Trust hails Highland councillors’ stand in defence of wild land
Planning committee objects to two controversial wind farm proposals while officials block another.
The John Muir Trust has welcomed the decision by Highland Council’s North Planning Committee to raise official objections against two large scale wind farm proposals that would disrupt wildlife and disfigure scenic landscapes in the Northern Highlands
During the debate, councillors voiced concern that the developments would have a detrimental impact on the landscape, on tourism and on sensitive peatlands.
Scottish and Southern Energy (SSE) have submitted a proposal for a 27-turbine wind farm at Dalnessie, 13km north of Lairg in Sutherland, while the Washington DC based AES Corporation have plans to erect a 34-turbine development at Glenmorie, 10km south of Bonar Bridge in Easter Ross.
Dalnessie is an important habitat for the rare and vulnerable black-throated diver population, while the Glenmorie development would be visible from the designated National Scenic Area around the Dornoch Firth, and from the slopes of Ben Wyvis, which is a Special Landscape Area.

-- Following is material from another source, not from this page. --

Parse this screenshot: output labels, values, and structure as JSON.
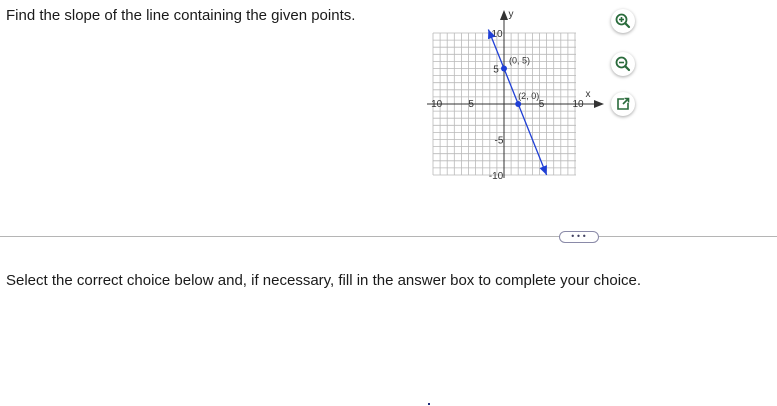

Because the North Planning Committee is a statutory consultee, the decision means that the proposals will now have to face public inquiries.
The drive by energy corportaions to industrialise parts of the Highlands was dealt a further blow on the same day (February 12) when planning officials announced they would be using their delegated to powers to block a further development at Clach Liath on the shoulder of Ben Wyvis.
With the Scottish Highlands fast becoming the focus of a new goldrush by energy corporations, the John Muir Trust has applauded this triple rebuff as a potential turning point in the battle to prevent the exploitation of scenic wild lands across the Highlands for profit.
Fraser Wallace, Policy Officer for the Trust said: “We warmly welcome this decision by local councillors and planners to stand up to the exploitation of wild landscapes and natural habitats. Wild land needs protection from commercial vandalism – for its own sake and for the sake of tourism which generates 14 per cent of all jobs in the Highlands.
“There is now a groundswell of opposition to the industrialisation of wild Highland landscapes, embracing a broad spectrum of residents, communities, businesses, conservationists, the outdoors community and local politicians."